[editor’s note, by Jason] This journal was written by Sandy on Friday, Feb. 18.
Cocos Island: A series of islands, really, one massive and countless miniature peaks that rise from the middle of the Pacific Ocean. The main island is cloaked in forest. The smaller islets, of which there are many, all around the island, are little pyramids of jagged rock. Most have at least one hollowed-out cavern at the water line; when the sun hits them right they look like thatched huts with doors.
The islands are the center of a protected area that includes 24 square kilometers of land and 972 of water. The difficulty of access to the island kept it immune from human influence until the end of the twentieth century, when fishing boats, driven farther from shore by depleted fisheries, began to encroach. Cocos, however, has been lucky. The incredible number and diversity of species in and around the island have brought it international renown, and — declared a UNESCO world heritage site in 1997, patrolled by MarViva and government park rangers since 2002 — it has retained its character of wilderness.
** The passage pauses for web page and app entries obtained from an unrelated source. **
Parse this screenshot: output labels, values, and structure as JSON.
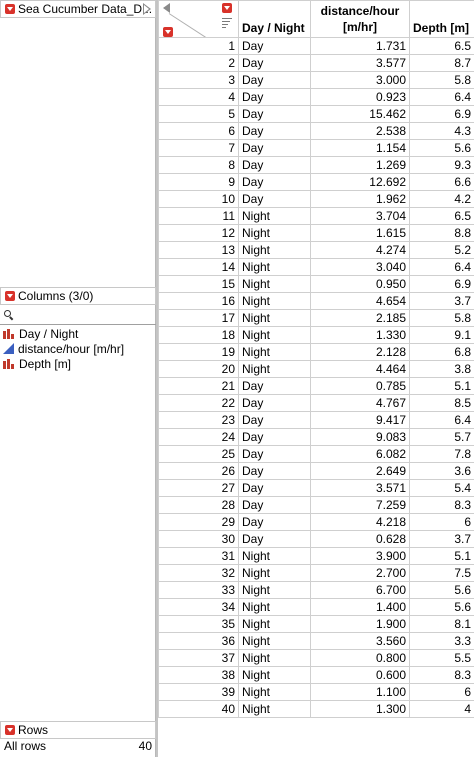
{
  "table_panel": {
    "title": "Sea Cucumber Data_D..."
  },
  "columns_panel": {
    "title": "Columns (3/0)",
    "items": [
      {
        "label": "Day / Night",
        "icon": "nominal-icon"
      },
      {
        "label": "distance/hour [m/hr]",
        "icon": "continuous-icon"
      },
      {
        "label": "Depth [m]",
        "icon": "nominal-icon"
      }
    ]
  },
  "rows_panel": {
    "title": "Rows",
    "all_rows_label": "All rows",
    "all_rows_value": "40"
  },
  "colors": {
    "accent_red": "#d8322a",
    "continuous_blue": "#3a5fc0",
    "nominal_red": "#c0392b"
  },
  "grid": {
    "headers": {
      "day_night": "Day / Night",
      "distance_line1": "distance/hour",
      "distance_line2": "[m/hr]",
      "depth": "Depth [m]"
    },
    "rows": [
      {
        "n": "1",
        "dn": "Day",
        "dist": "1.731",
        "depth": "6.5"
      },
      {
        "n": "2",
        "dn": "Day",
        "dist": "3.577",
        "depth": "8.7"
      },
      {
        "n": "3",
        "dn": "Day",
        "dist": "3.000",
        "depth": "5.8"
      },
      {
        "n": "4",
        "dn": "Day",
        "dist": "0.923",
        "depth": "6.4"
      },
      {
        "n": "5",
        "dn": "Day",
        "dist": "15.462",
        "depth": "6.9"
      },
      {
        "n": "6",
        "dn": "Day",
        "dist": "2.538",
        "depth": "4.3"
      },
      {
        "n": "7",
        "dn": "Day",
        "dist": "1.154",
        "depth": "5.6"
      },
      {
        "n": "8",
        "dn": "Day",
        "dist": "1.269",
        "depth": "9.3"
      },
      {
        "n": "9",
        "dn": "Day",
        "dist": "12.692",
        "depth": "6.6"
      },
      {
        "n": "10",
        "dn": "Day",
        "dist": "1.962",
        "depth": "4.2"
      },
      {
        "n": "11",
        "dn": "Night",
        "dist": "3.704",
        "depth": "6.5"
      },
      {
        "n": "12",
        "dn": "Night",
        "dist": "1.615",
        "depth": "8.8"
      },
      {
        "n": "13",
        "dn": "Night",
        "dist": "4.274",
        "depth": "5.2"
      },
      {
        "n": "14",
        "dn": "Night",
        "dist": "3.040",
        "depth": "6.4"
      },
      {
        "n": "15",
        "dn": "Night",
        "dist": "0.950",
        "depth": "6.9"
      },
      {
        "n": "16",
        "dn": "Night",
        "dist": "4.654",
        "depth": "3.7"
      },
      {
        "n": "17",
        "dn": "Night",
        "dist": "2.185",
        "depth": "5.8"
      },
      {
        "n": "18",
        "dn": "Night",
        "dist": "1.330",
        "depth": "9.1"
      },
      {
        "n": "19",
        "dn": "Night",
        "dist": "2.128",
        "depth": "6.8"
      },
      {
        "n": "20",
        "dn": "Night",
        "dist": "4.464",
        "depth": "3.8"
      },
      {
        "n": "21",
        "dn": "Day",
        "dist": "0.785",
        "depth": "5.1"
      },
      {
        "n": "22",
        "dn": "Day",
        "dist": "4.767",
        "depth": "8.5"
      },
      {
        "n": "23",
        "dn": "Day",
        "dist": "9.417",
        "depth": "6.4"
      },
      {
        "n": "24",
        "dn": "Day",
        "dist": "9.083",
        "depth": "5.7"
      },
      {
        "n": "25",
        "dn": "Day",
        "dist": "6.082",
        "depth": "7.8"
      },
      {
        "n": "26",
        "dn": "Day",
        "dist": "2.649",
        "depth": "3.6"
      },
      {
        "n": "27",
        "dn": "Day",
        "dist": "3.571",
        "depth": "5.4"
      },
      {
        "n": "28",
        "dn": "Day",
        "dist": "7.259",
        "depth": "8.3"
      },
      {
        "n": "29",
        "dn": "Day",
        "dist": "4.218",
        "depth": "6"
      },
      {
        "n": "30",
        "dn": "Day",
        "dist": "0.628",
        "depth": "3.7"
      },
      {
        "n": "31",
        "dn": "Night",
        "dist": "3.900",
        "depth": "5.1"
      },
      {
        "n": "32",
        "dn": "Night",
        "dist": "2.700",
        "depth": "7.5"
      },
      {
        "n": "33",
        "dn": "Night",
        "dist": "6.700",
        "depth": "5.6"
      },
      {
        "n": "34",
        "dn": "Night",
        "dist": "1.400",
        "depth": "5.6"
      },
      {
        "n": "35",
        "dn": "Night",
        "dist": "1.900",
        "depth": "8.1"
      },
      {
        "n": "36",
        "dn": "Night",
        "dist": "3.560",
        "depth": "3.3"
      },
      {
        "n": "37",
        "dn": "Night",
        "dist": "0.800",
        "depth": "5.5"
      },
      {
        "n": "38",
        "dn": "Night",
        "dist": "0.600",
        "depth": "8.3"
      },
      {
        "n": "39",
        "dn": "Night",
        "dist": "1.100",
        "depth": "6"
      },
      {
        "n": "40",
        "dn": "Night",
        "dist": "1.300",
        "depth": "4"
      }
    ]
  }
}
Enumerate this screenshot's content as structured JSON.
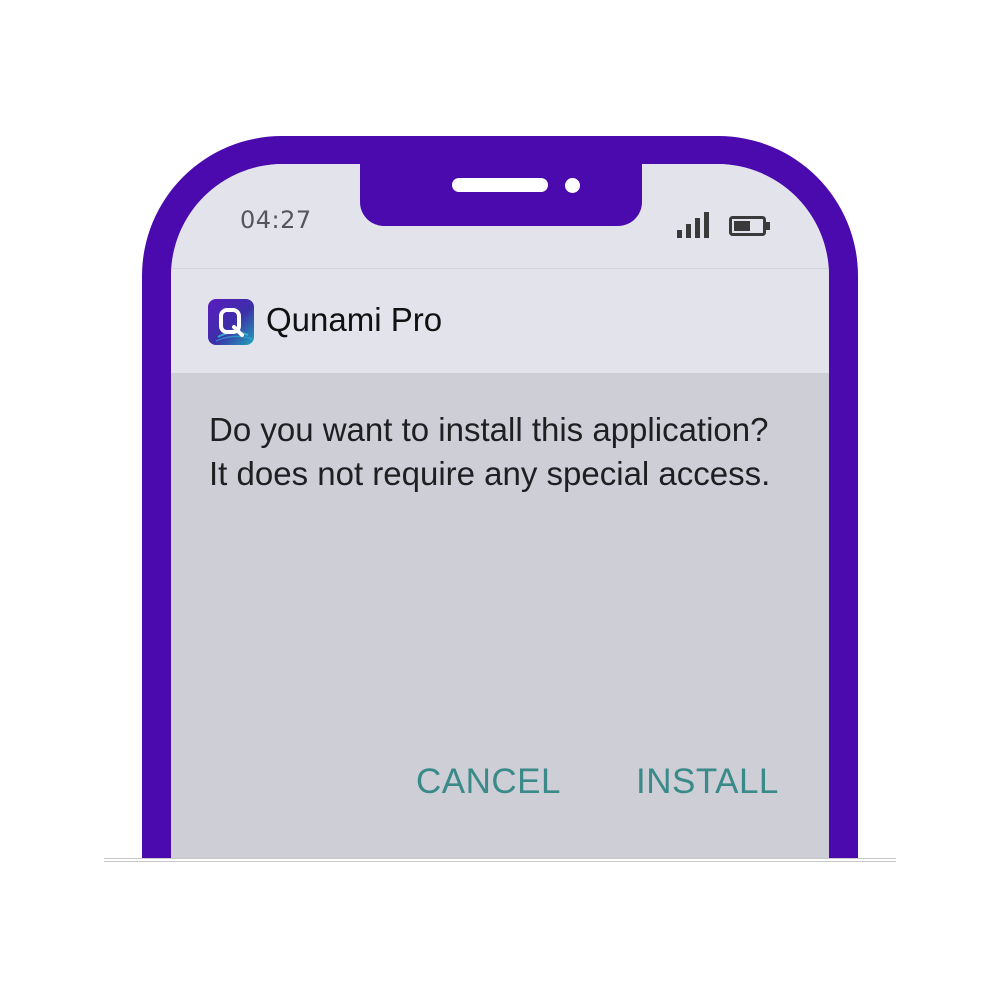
{
  "status_bar": {
    "time": "04:27",
    "signal_icon": "signal-bars-icon",
    "battery_icon": "battery-icon"
  },
  "app": {
    "icon": "qunami-app-icon",
    "name": "Qunami Pro"
  },
  "dialog": {
    "message": "Do you want to install this application?\nIt does not require any special access.",
    "cancel_label": "CANCEL",
    "install_label": "INSTALL"
  },
  "colors": {
    "phone_frame": "#4a0aae",
    "screen_background": "#cdced6",
    "header_background": "#e3e3ec",
    "button_text": "#3b8a8a"
  }
}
Our task here is to document Cocos’ marine life, both to present as a vision of what the oceans can be and to support continued efforts to protect the park. The videography team hasn’t lost any time. Today they went diving by an islet called Manuelita at the edge of our bay. We sent them off in a dingy full of tanks, fins, gear, and a few hours later they were back on board, talking over each other, talking so fast that despite the rewind function on my tape recorder I’ve had to ask one of the native speakers to help me transcribe Mar’s very excited report. Here’s what she said:
The island — Manuelita island, at the face where we went diving, has a ton of rocks, descending from the island, and they continue down from six meters to twenty making a very soft descent because at twenty, twenty-five meters is a sandy bottom, and you see spreading all the rocks of different sizes. There were rocks that were eight, nine meters tall, and full of every species — absolutely everything, everything. All of the rocks are completely enveloped in algae and small invertebrates. We saw a little bit of coral — here and there — and more than anything there were mackerel — the thing is that there was everything! There were sharks, sharks… reef sharks, little whitetips, five, six, eight, twelve, nineteen… And then, on the way back, when we were descending by the wall, enormous like this (gestures) — it was breathtaking, full of tiny life forms, incredible, everything was gorgeous. We ran into two huge jacks chasing an eel, and then something like five sharks appeared. Whitetip. Amazing. Amazing.